Through two games with Josh Gordon back in the lineup, 29 has equaled 15, and that's OK with Cleveland Browns coach Mike Pettine.
Twenty-nine throws in Gordon's direction have resulted in 15 catches for 195 yards, good for an average of 13 yards per reception. That's down nearly 6 yards from last year, but there's been little difference in the number of times Cleveland's quarterbacks are looking his way. Gordon's 87 receptions in 2013 were the result of 159 targets.
Too much of a good thing? Quarterback Brian Hoyer tackled that question Monday, one day removed from Gordon catching seven of the 13 passes directed at him for 75 yards.
"No, I don't think so," Hoyer said Monday. "I think even in yesterday's game I don't remember forcing one ball to Josh. I can't recall one to be honest with you, so no, I don't think so."
Two hours later, Pettine said he preferred not to get lost in the numbers while acknowledging the obvious: Gordon is a talented player who finds openings, no matter the coverage, and entices the quarterback -- whoever it is -- to throw him the ball.
"I can't just talk on a number whether 29 is too much or not," Pettine said. "There were a couple of plays where the read maybe should have taken the ball elsewhere, but when you have a guy of his ability, I think that might be a quarterback's natural tendency to want to go there with the ball. I can't speak on whether that's too much."
With veteran Miles Austin's status up in the air for Sunday's game against Indianapolis because of a kidney injury, it's probably safe to assume there won't be much dropoff in the attention Gordon receives from both his quarterback and the opposing defense. Making it even more of a possibility: The Colts are 25th in the league in pass defense and have allowed at least one receiver to clear 100 yards in three of their past five games.
If the yards come, they come. Pettine directed little focus toward Gordon's 195 receiving yards when he fielded questions about the 6-foot-3 receiver at his Monday press conference. Instead, when assessing his improvement from his 2014 debut against the Atlanta Falcons to what he did against the Bills, the Browns coach looked at some of the intangibles.

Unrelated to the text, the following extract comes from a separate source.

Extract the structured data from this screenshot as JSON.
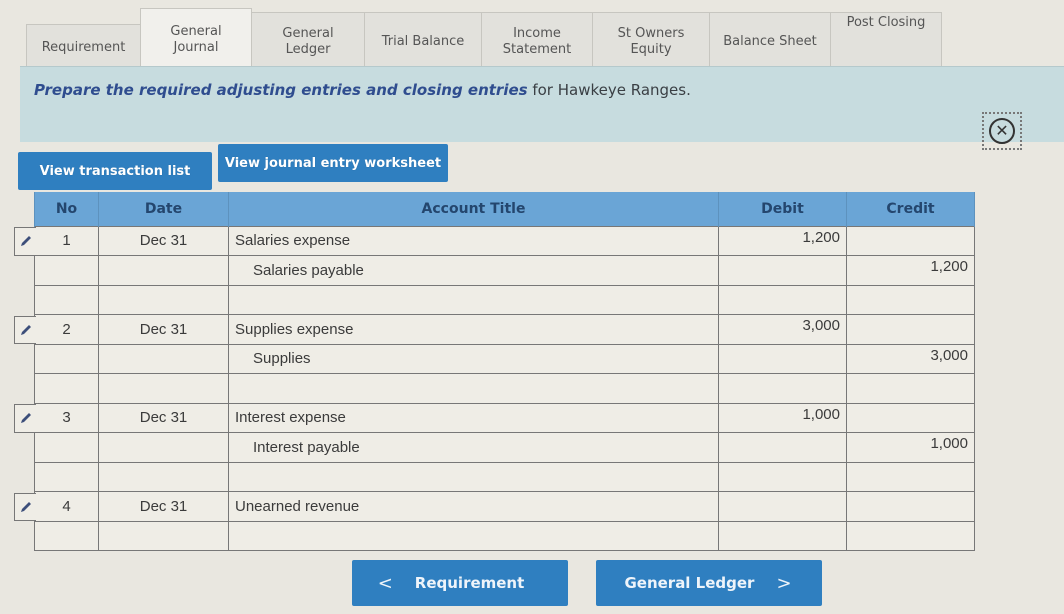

"I thought he played hard. I thought he blocked," Pettine said. "Just kind of comparing his blocking from his past to last week and even more so, I thought he was very aggressive. I thought he finished some runs well, his physicality and his intensity."
It was at that point in his answer when Pettine shifted directions. While Gordon's return has been welcomed and viewed as something that could only help the struggling Browns' offense, there's still plenty of work to do.
The 11 yards Gordon gained on his first catch of the game ultimately resulted in a loss of 4, as the third-year receiver was flagged for unsportsmanlike conduct.
"I was upset with the penalty," Pettine said. "I don't think there's a place for that."
Hoyer's interception late in the first half came as a result of a miscommunication with Gordon. Hoyer threw where Gordon was supposed to be, but the only player there was Bills safety Da'Norris Searcy.
Hoyer said Gordon promptly came up to him after the play and said, "that's my fault."
"It's just one of those things where in the heat of the battle everything has got to be perfect," Hoyer said. "You can't have one missed step. When you're expecting one thing and you react and do it … we've got to get on the same page."
Gordon showed off some chemistry with rookie Duke Johnson Jr. in Sunday's fourth quarter when he caught an 18-yard pass on the Browns' only scoring drive of the game. If a change is made at quarterback, practice time this week becomes even more vital for Gordon as he continues to work his way back into rhythm with the offense.
An effort like last week's would go a long way.
"From a sense of urgency and how physical he was," Pettine said, "overall we were pleased."